Wed Jul 24, 10-11.05pm, C4

He’s got tattoos, wears trainers and says ‘man’ a lot, but there’s more to James Rhodes than just being another too-cool-for-school, bringing-classical-music-to-the-masses pseud. Much more. Five years ago, on the verge of finally succumbing to depression, self-harm and drug and alcohol abuse with which he’d struggled ever since being sexually abused at school, Rhodes entered a psychiatric hospital for nine months.

His salvation, he says, was a piece by Bach that offered him hope when he most needed it. Now, the acclaimed concert pianist is re-entering an unnamed institution to meet four patients and play them a piece he feels might penetrate their respective trauma and give them, if nothing else, a new perspective on life and their condition.
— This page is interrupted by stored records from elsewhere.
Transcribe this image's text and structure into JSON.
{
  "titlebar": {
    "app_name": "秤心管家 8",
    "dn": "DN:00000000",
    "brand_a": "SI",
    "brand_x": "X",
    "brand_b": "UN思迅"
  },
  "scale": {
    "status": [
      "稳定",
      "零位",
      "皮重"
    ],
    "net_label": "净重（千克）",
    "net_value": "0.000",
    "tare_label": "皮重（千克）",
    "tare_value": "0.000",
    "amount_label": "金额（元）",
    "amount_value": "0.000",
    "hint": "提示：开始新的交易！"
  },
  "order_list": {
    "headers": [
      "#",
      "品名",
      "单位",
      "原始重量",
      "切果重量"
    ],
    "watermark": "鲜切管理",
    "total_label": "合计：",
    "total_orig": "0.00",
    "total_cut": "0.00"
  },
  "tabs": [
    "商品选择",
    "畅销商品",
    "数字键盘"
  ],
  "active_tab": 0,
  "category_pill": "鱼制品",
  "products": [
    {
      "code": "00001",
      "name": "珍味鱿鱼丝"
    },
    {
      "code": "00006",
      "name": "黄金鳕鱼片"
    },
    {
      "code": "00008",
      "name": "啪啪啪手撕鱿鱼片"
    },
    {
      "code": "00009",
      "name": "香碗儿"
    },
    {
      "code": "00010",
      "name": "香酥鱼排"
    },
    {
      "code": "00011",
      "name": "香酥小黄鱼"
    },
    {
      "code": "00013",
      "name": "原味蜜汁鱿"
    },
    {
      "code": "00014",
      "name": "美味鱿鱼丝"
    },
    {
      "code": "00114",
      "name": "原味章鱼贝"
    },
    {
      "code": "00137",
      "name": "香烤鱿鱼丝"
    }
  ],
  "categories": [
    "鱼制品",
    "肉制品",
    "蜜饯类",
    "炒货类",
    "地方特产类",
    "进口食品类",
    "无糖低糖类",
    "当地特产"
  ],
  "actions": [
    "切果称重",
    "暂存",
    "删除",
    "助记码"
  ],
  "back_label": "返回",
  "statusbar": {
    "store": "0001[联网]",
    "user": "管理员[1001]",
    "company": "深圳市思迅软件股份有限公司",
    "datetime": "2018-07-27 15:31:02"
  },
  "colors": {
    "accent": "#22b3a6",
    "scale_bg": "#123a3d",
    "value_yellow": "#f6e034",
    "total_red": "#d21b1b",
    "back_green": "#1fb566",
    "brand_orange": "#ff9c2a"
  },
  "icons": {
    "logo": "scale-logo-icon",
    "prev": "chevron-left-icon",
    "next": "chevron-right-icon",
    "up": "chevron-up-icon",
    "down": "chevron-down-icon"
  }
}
These are people who have been through unimaginable torment but, as Rhodes prompts them gently, they open up to him and his empathetic performances with very moving results. In an age of austerity, this sort of showcase for a supposedly fringe concern like music therapy is invaluable – and in Rhodes it has a powerful and persuasive advocate.